Indeed, Sauvaire’s characters spend most of the movie shuttling corpses to Wyckoff Heights Medical Center, or clearing unhoused people out of places where their presence is unwanted. Occasionally they do something that would seem to qualify as a win (e.g. helping an abused woman whose husband claims she fell down the stairs), but Rut can’t seem to resolve those situations without royally fucking things up on his way out the door. It’s not that he’s bad at his job so much as he’s starting to question the good it’s doing. Cross soon comes to know the feeling, as we infer from the cleansing, frequent sex he has with a woman whose name he never bothers to ask (Raquel Nave). These scenes are presented in an obliquely beautiful meshwork of bare tits and hard thrusting, as gifted cinematographer David Ungaro shoots them in the gauzy and fractured handheld style you might expect from a fly-on-the-wall film that mostly focuses on women as vessels for male trauma.
Despite the obviousness of its narrative trajectory, “Black Flies” is less interested in telling a conventional story than it is in tracing the slow descent from doing the lord’s work to becoming the devil’s envoy (Pitt’s metal-head paramedic illustrates the worst-case scenario, though his performance is just cracked enough to create some interesting textures). What little plot the movie has to offer only kicks in after Rut and Cross are presented with the opportunity to help a woman — played by captivating “Catch the Fair One” star Kali Ries — deliver her baby. That obviously goes wrong in more ways than you would ever want to imagine, as Rut gets stuck at the crossroads between saving people and sparing them the trouble.

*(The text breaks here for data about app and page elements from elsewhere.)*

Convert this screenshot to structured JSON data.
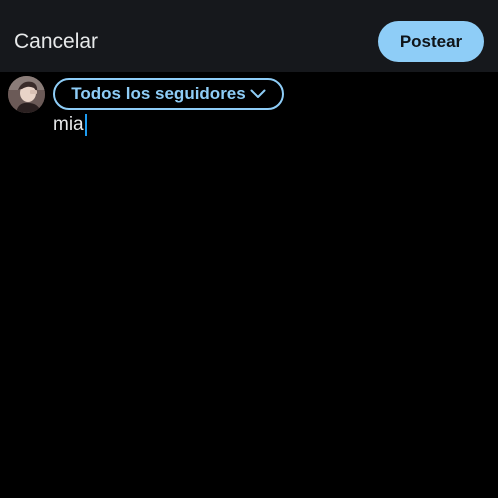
{
  "header": {
    "cancel_label": "Cancelar",
    "post_label": "Postear"
  },
  "composer": {
    "audience_label": "Todos los seguidores",
    "text": "mia"
  },
  "icons": {
    "avatar": "user-avatar",
    "audience_chevron": "chevron-down-icon"
  },
  "colors": {
    "background": "#000000",
    "topbar": "#16181c",
    "accent": "#8ecdf7",
    "caret": "#1d9bf0",
    "text": "#e7e9ea"
  }
}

There’s no denying that America’s obscene disregard for the health and safety of its citizens might lead a first responder to believe that they’re on the front lines of an unwinnable fight, but indelicate fiction has a way of making life’s most unbearable truths seem like the stuff of fantasy. After watching this movie swirl down the drain for 90 minutes, the sight of Sean Penn stepping into a decrepit bathroom while holding the fate of a premature, HIV-positive baby in his cragged hands can’t help but feel suffocatingly overwrought; instead of sobering you to attention, the scene only exposes how artificially Sauvaire’s film has blocked out anything that might pull its characters back from the brink.
It’s a choice made in the service of a climactic scene that predictably floods Rut in the light at the end of the tunnel, as “Black Flies” reverses two hours of “you can’t save everyone” in a single swoop by restoring the power of saving anyone at the last minute. Both arguments would have been strengthened by a film that alternated between them rather than using one as a cudgel to beat the other within an inch of its life. But “Black Flies” is too enraptured by the violence it finds in the margins of New York City to meaningfully interrogate the mental stress of healing it; too focused on the constant buzz of sirens and death to rescue anything more nuanced from those layers of white noise.
“Black Flies” premiered in Competition at the 2023 Cannes Film Festival. It is currently seeking U.S. distribution.